Repeat every record below exactly as written.

(Component data from apps and pages)
▶
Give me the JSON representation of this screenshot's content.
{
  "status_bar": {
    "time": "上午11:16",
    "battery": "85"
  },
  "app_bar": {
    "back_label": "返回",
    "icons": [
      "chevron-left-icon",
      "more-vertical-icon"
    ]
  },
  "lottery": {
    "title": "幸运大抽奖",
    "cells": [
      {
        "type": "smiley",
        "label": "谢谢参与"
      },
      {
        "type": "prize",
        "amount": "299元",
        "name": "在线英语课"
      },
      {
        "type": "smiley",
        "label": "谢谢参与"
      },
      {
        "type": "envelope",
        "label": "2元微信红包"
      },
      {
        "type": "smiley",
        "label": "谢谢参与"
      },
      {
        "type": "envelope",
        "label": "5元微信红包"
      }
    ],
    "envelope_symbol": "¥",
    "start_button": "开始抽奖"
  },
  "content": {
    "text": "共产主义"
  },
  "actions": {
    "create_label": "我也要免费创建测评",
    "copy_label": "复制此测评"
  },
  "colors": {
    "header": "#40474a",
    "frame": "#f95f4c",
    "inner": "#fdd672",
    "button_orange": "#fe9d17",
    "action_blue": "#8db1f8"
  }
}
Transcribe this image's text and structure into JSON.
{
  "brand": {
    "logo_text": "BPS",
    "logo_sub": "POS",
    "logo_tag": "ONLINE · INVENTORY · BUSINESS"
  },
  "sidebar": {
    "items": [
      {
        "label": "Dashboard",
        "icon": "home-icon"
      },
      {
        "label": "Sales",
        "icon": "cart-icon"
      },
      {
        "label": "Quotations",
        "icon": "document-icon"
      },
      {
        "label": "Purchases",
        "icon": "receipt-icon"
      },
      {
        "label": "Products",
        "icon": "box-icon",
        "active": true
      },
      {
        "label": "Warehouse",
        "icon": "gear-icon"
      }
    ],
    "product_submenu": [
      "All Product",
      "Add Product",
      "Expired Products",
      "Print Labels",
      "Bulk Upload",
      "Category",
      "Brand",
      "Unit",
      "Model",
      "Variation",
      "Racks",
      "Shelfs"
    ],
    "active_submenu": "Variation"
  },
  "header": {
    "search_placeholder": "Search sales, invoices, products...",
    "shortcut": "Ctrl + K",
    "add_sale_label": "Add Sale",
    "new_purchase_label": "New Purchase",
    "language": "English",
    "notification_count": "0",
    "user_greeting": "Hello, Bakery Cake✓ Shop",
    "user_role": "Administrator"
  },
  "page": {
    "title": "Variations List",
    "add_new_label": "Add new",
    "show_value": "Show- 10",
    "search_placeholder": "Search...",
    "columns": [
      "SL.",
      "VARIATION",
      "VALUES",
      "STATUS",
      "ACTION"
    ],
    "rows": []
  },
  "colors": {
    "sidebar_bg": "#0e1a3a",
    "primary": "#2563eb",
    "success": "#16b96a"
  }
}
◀
◆ **WRITTEN REPLY**
Give me the JSON representation of this screenshot's content.
{
  "status_bar": {
    "time": "上午11:16",
    "battery": "85"
  },
  "app_bar": {
    "back_label": "返回",
    "icons": [
      "chevron-left-icon",
      "more-vertical-icon"
    ]
  },
  "lottery": {
    "title": "幸运大抽奖",
    "cells": [
      {
        "type": "smiley",
        "label": "谢谢参与"
      },
      {
        "type": "prize",
        "amount": "299元",
        "name": "在线英语课"
      },
      {
        "type": "smiley",
        "label": "谢谢参与"
      },
      {
        "type": "envelope",
        "label": "2元微信红包"
      },
      {
        "type": "smiley",
        "label": "谢谢参与"
      },
      {
        "type": "envelope",
        "label": "5元微信红包"
      }
    ],
    "envelope_symbol": "¥",
    "start_button": "开始抽奖"
  },
  "content": {
    "text": "共产主义"
  },
  "actions": {
    "create_label": "我也要免费创建测评",
    "copy_label": "复制此测评"
  },
  "colors": {
    "header": "#40474a",
    "frame": "#f95f4c",
    "inner": "#fdd672",
    "button_orange": "#fe9d17",
    "action_blue": "#8db1f8"
  }
}
Transcribe this image's text and structure into JSON.
{
  "brand": {
    "logo_text": "BPS",
    "logo_sub": "POS",
    "logo_tag": "ONLINE · INVENTORY · BUSINESS"
  },
  "sidebar": {
    "items": [
      {
        "label": "Dashboard",
        "icon": "home-icon"
      },
      {
        "label": "Sales",
        "icon": "cart-icon"
      },
      {
        "label": "Quotations",
        "icon": "document-icon"
      },
      {
        "label": "Purchases",
        "icon": "receipt-icon"
      },
      {
        "label": "Products",
        "icon": "box-icon",
        "active": true
      },
      {
        "label": "Warehouse",
        "icon": "gear-icon"
      }
    ],
    "product_submenu": [
      "All Product",
      "Add Product",
      "Expired Products",
      "Print Labels",
      "Bulk Upload",
      "Category",
      "Brand",
      "Unit",
      "Model",
      "Variation",
      "Racks",
      "Shelfs"
    ],
    "active_submenu": "Variation"
  },
  "header": {
    "search_placeholder": "Search sales, invoices, products...",
    "shortcut": "Ctrl + K",
    "add_sale_label": "Add Sale",
    "new_purchase_label": "New Purchase",
    "language": "English",
    "notification_count": "0",
    "user_greeting": "Hello, Bakery Cake✓ Shop",
    "user_role": "Administrator"
  },
  "page": {
    "title": "Variations List",
    "add_new_label": "Add new",
    "show_value": "Show- 10",
    "search_placeholder": "Search...",
    "columns": [
      "SL.",
      "VARIATION",
      "VALUES",
      "STATUS",
      "ACTION"
    ],
    "rows": []
  },
  "colors": {
    "sidebar_bg": "#0e1a3a",
    "primary": "#2563eb",
    "success": "#16b96a"
  }
}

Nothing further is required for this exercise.